EU proposes complete ban on drift-net fishing

May 14, 2014
Sardines are seen trapped in a fishing net on September 24, 2013 in Quiberon, western France

The European Union said Wednesday it wants a complete ban by 2015 on drift-net fishing, dubbed by environmentalists as 'walls of death' for killing other marine animals, especially dolphins.

Drift-nets, often vast lengths of near-invisible nylon netting floating near the sea surface, have been banned since 2002 for migratory fisheries but the rules are being flouted, the European Commission said.

Accordingly, there should now be a full EU ban on the drift-nets, which the Commission said kill "marine mammals, and sea birds which are mostly protected," a statement said.

"I am convinced that the only way to eradicate this once and for all is to have clear rules which leave no room for interpretation," said EU Fisheries Commissioner Maria Damanaki.

Despite the 2002 restriction, drift-nets have continued to be used for smaller fish such as sardines and anchovies in the Mediterranean and other areas but they are indiscriminate, entangling anything that tries to swim through them.

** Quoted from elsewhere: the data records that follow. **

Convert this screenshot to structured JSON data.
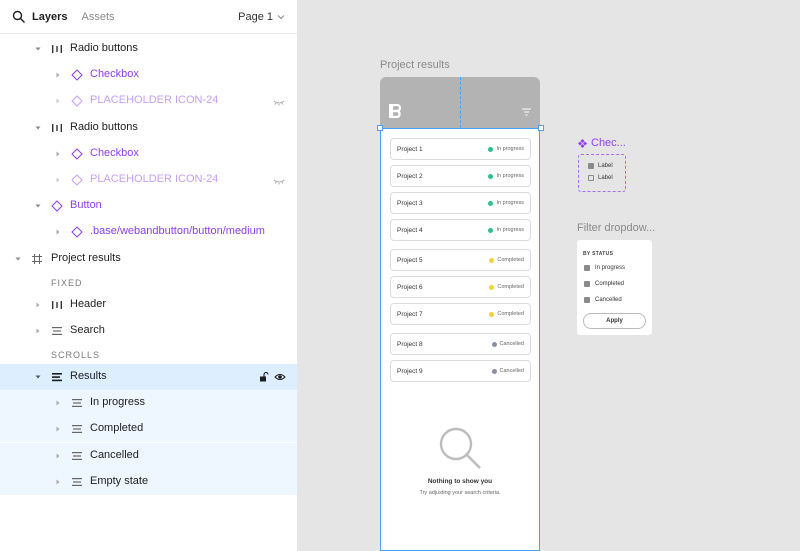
{
  "header": {
    "tabs": [
      {
        "label": "Layers"
      },
      {
        "label": "Assets"
      }
    ],
    "page_label": "Page 1"
  },
  "layers": {
    "radio1": "Radio buttons",
    "checkbox1": "Checkbox",
    "placeholder1": "PLACEHOLDER ICON-24",
    "radio2": "Radio buttons",
    "checkbox2": "Checkbox",
    "placeholder2": "PLACEHOLDER ICON-24",
    "button": "Button",
    "button_base": ".base/webandbutton/button/medium",
    "project_results": "Project results",
    "fixed_section": "FIXED",
    "header": "Header",
    "search": "Search",
    "scrolls_section": "SCROLLS",
    "results": "Results",
    "in_progress": "In progress",
    "completed": "Completed",
    "cancelled": "Cancelled",
    "empty_state": "Empty state"
  },
  "canvas": {
    "frame_title": "Project results",
    "projects": [
      {
        "name": "Project 1",
        "status": "In progress",
        "color": "#2fbf8f"
      },
      {
        "name": "Project 2",
        "status": "In progress",
        "color": "#2fbf8f"
      },
      {
        "name": "Project 3",
        "status": "In progress",
        "color": "#2fbf8f"
      },
      {
        "name": "Project 4",
        "status": "In progress",
        "color": "#2fbf8f"
      },
      {
        "name": "Project 5",
        "status": "Completed",
        "color": "#f2d43a"
      },
      {
        "name": "Project 6",
        "status": "Completed",
        "color": "#f2d43a"
      },
      {
        "name": "Project 7",
        "status": "Completed",
        "color": "#f2d43a"
      },
      {
        "name": "Project 8",
        "status": "Cancelled",
        "color": "#8a8fa8"
      },
      {
        "name": "Project 9",
        "status": "Cancelled",
        "color": "#8a8fa8"
      }
    ],
    "empty_title": "Nothing to show you",
    "empty_sub": "Try adjusting your search criteria.",
    "checkbox_component_label": "Chec...",
    "checkbox_labels": [
      "Label",
      "Label"
    ],
    "filter_label": "Filter dropdow...",
    "filter_heading": "BY STATUS",
    "filter_options": [
      "In progress",
      "Completed",
      "Cancelled"
    ],
    "apply_label": "Apply"
  }
}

Explore further: EU parliament rejects ban on bottom-fishing trawlers

Related Stories

EU slaps seafood trade ban on Belize, Cambodia, Guinea

March 24, 2014

In its toughest move yet to eradicate illegal fishing, the European Union on Monday blacklisted Belize, Cambodia and Guinea, effectively banning their products from the world's most valuable seafood market.

Recommended for you

New discovery challenges long-held evolutionary theory

October 19, 2017

Monash scientists involved in one of the world's longest evolution experiments have debunked an established theory with a study that provides a 'high-resolution' view of the molecular details of adaptation.

Water striders illustrate evolutionary processes

October 19, 2017

How do new species arise and diversify in nature? Natural selection offers an explanation, but the genetic and environmental conditions behind this mechanism are still poorly understood. A team led by Abderrahman Khila at ...

Gene editing in the brain gets a major upgrade

October 19, 2017

Genome editing technologies have revolutionized biomedical science, providing a fast and easy way to modify genes. However, the technique allowing scientists to carryout the most precise edits, doesn't work in cells that ...

Gut bacteria from wild mice boost health in lab mice

October 19, 2017

Laboratory mice that are given the gut bacteria of wild mice can survive a deadly flu virus infection and fight colorectal cancer dramatically better than laboratory mice with their own gut bacteria, researchers report October ...

0 comments

Please sign in to add a comment. Registration is free, and takes less than a minute. Read more

Click here to reset your password.
Sign in to get notified via email when new comments are made.